Problem to work on
Each entry below is to be copied verbatim.

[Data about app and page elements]
▬▬▬

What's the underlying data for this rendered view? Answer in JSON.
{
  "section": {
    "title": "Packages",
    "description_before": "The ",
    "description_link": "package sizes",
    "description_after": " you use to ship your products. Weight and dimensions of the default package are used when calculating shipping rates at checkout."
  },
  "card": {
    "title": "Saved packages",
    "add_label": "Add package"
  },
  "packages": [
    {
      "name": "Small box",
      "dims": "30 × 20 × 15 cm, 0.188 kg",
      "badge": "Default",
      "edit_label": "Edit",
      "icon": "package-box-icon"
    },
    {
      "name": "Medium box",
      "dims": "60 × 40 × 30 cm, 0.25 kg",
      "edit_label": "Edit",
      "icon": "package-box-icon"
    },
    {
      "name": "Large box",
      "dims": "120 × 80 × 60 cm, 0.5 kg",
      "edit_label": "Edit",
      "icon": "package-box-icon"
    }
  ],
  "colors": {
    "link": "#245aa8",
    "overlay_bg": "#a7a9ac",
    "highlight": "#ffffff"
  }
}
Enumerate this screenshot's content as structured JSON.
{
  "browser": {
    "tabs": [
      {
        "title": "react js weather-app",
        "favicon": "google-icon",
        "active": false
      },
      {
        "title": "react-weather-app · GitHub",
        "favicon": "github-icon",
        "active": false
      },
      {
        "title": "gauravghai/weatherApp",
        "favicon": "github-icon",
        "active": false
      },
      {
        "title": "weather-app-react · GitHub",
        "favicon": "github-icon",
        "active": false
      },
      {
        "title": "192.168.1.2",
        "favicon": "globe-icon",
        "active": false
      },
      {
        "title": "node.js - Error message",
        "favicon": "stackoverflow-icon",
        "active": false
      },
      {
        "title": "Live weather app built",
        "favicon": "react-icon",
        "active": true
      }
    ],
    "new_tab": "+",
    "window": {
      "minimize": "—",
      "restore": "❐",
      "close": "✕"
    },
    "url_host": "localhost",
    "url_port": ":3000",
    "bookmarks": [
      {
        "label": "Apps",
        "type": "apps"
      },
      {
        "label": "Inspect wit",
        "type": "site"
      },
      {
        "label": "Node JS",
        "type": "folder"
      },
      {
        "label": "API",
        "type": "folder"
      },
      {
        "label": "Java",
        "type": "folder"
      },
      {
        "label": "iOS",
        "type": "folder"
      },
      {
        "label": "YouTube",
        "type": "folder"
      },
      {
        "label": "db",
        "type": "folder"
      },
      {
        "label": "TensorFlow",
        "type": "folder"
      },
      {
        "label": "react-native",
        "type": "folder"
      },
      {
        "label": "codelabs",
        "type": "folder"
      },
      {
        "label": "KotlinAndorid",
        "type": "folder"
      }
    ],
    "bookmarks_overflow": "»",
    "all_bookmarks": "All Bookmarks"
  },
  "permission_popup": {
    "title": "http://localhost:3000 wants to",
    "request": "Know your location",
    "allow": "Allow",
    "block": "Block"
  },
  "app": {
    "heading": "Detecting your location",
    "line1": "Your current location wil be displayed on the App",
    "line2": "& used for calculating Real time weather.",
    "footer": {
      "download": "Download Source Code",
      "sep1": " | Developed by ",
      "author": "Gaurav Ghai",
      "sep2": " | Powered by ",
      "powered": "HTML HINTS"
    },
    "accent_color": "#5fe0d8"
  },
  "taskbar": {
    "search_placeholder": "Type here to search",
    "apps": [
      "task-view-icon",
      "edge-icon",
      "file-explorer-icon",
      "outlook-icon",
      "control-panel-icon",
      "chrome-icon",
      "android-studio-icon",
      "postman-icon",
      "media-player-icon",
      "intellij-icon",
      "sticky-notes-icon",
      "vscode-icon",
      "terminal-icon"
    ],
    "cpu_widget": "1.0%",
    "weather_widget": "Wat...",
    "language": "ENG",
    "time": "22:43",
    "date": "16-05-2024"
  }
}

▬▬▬

Result of the exercise
What's the underlying data for this rendered view? Answer in JSON.
{
  "section": {
    "title": "Packages",
    "description_before": "The ",
    "description_link": "package sizes",
    "description_after": " you use to ship your products. Weight and dimensions of the default package are used when calculating shipping rates at checkout."
  },
  "card": {
    "title": "Saved packages",
    "add_label": "Add package"
  },
  "packages": [
    {
      "name": "Small box",
      "dims": "30 × 20 × 15 cm, 0.188 kg",
      "badge": "Default",
      "edit_label": "Edit",
      "icon": "package-box-icon"
    },
    {
      "name": "Medium box",
      "dims": "60 × 40 × 30 cm, 0.25 kg",
      "edit_label": "Edit",
      "icon": "package-box-icon"
    },
    {
      "name": "Large box",
      "dims": "120 × 80 × 60 cm, 0.5 kg",
      "edit_label": "Edit",
      "icon": "package-box-icon"
    }
  ],
  "colors": {
    "link": "#245aa8",
    "overlay_bg": "#a7a9ac",
    "highlight": "#ffffff"
  }
}
Enumerate this screenshot's content as structured JSON.
{
  "browser": {
    "tabs": [
      {
        "title": "react js weather-app",
        "favicon": "google-icon",
        "active": false
      },
      {
        "title": "react-weather-app · GitHub",
        "favicon": "github-icon",
        "active": false
      },
      {
        "title": "gauravghai/weatherApp",
        "favicon": "github-icon",
        "active": false
      },
      {
        "title": "weather-app-react · GitHub",
        "favicon": "github-icon",
        "active": false
      },
      {
        "title": "192.168.1.2",
        "favicon": "globe-icon",
        "active": false
      },
      {
        "title": "node.js - Error message",
        "favicon": "stackoverflow-icon",
        "active": false
      },
      {
        "title": "Live weather app built",
        "favicon": "react-icon",
        "active": true
      }
    ],
    "new_tab": "+",
    "window": {
      "minimize": "—",
      "restore": "❐",
      "close": "✕"
    },
    "url_host": "localhost",
    "url_port": ":3000",
    "bookmarks": [
      {
        "label": "Apps",
        "type": "apps"
      },
      {
        "label": "Inspect wit",
        "type": "site"
      },
      {
        "label": "Node JS",
        "type": "folder"
      },
      {
        "label": "API",
        "type": "folder"
      },
      {
        "label": "Java",
        "type": "folder"
      },
      {
        "label": "iOS",
        "type": "folder"
      },
      {
        "label": "YouTube",
        "type": "folder"
      },
      {
        "label": "db",
        "type": "folder"
      },
      {
        "label": "TensorFlow",
        "type": "folder"
      },
      {
        "label": "react-native",
        "type": "folder"
      },
      {
        "label": "codelabs",
        "type": "folder"
      },
      {
        "label": "KotlinAndorid",
        "type": "folder"
      }
    ],
    "bookmarks_overflow": "»",
    "all_bookmarks": "All Bookmarks"
  },
  "permission_popup": {
    "title": "http://localhost:3000 wants to",
    "request": "Know your location",
    "allow": "Allow",
    "block": "Block"
  },
  "app": {
    "heading": "Detecting your location",
    "line1": "Your current location wil be displayed on the App",
    "line2": "& used for calculating Real time weather.",
    "footer": {
      "download": "Download Source Code",
      "sep1": " | Developed by ",
      "author": "Gaurav Ghai",
      "sep2": " | Powered by ",
      "powered": "HTML HINTS"
    },
    "accent_color": "#5fe0d8"
  },
  "taskbar": {
    "search_placeholder": "Type here to search",
    "apps": [
      "task-view-icon",
      "edge-icon",
      "file-explorer-icon",
      "outlook-icon",
      "control-panel-icon",
      "chrome-icon",
      "android-studio-icon",
      "postman-icon",
      "media-player-icon",
      "intellij-icon",
      "sticky-notes-icon",
      "vscode-icon",
      "terminal-icon"
    ],
    "cpu_widget": "1.0%",
    "weather_widget": "Wat...",
    "language": "ENG",
    "time": "22:43",
    "date": "16-05-2024"
  }
}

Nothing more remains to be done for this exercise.